BEGIN EXTRACTED INFORMATION

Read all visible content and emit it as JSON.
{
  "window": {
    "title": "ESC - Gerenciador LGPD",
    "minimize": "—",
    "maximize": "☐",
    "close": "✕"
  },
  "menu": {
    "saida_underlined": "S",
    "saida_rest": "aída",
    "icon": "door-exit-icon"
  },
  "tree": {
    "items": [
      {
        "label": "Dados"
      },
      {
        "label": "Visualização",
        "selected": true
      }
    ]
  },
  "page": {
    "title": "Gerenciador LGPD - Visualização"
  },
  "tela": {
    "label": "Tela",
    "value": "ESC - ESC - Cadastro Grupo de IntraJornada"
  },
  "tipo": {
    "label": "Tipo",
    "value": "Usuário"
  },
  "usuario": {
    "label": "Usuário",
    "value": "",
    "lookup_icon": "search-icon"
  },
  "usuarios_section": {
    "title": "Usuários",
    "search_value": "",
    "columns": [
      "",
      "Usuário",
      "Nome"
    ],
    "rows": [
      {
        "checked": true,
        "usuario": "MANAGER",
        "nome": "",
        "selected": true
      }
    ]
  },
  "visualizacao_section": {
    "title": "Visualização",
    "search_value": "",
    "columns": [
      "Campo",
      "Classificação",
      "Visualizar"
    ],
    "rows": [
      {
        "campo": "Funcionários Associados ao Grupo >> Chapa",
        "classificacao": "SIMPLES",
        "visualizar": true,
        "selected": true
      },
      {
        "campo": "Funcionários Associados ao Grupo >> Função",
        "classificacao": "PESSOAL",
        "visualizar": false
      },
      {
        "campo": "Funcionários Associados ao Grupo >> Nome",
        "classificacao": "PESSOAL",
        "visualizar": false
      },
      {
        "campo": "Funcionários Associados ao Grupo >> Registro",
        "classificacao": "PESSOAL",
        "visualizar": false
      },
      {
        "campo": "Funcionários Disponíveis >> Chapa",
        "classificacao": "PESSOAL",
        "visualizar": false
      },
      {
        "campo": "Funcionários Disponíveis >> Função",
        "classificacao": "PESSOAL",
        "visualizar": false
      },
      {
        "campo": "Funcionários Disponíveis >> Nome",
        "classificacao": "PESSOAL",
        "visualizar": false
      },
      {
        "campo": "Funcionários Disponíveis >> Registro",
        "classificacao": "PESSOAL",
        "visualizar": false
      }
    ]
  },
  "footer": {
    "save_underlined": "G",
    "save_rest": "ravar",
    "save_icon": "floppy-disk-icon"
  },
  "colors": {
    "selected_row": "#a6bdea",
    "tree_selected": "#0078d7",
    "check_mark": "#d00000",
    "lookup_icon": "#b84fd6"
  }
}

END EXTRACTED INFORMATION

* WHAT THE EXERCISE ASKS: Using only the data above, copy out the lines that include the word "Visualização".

* EXERCISE RESPONSE:
        "label": "Visualização",
    "title": "Gerenciador LGPD - Visualização"
    "title": "Visualização",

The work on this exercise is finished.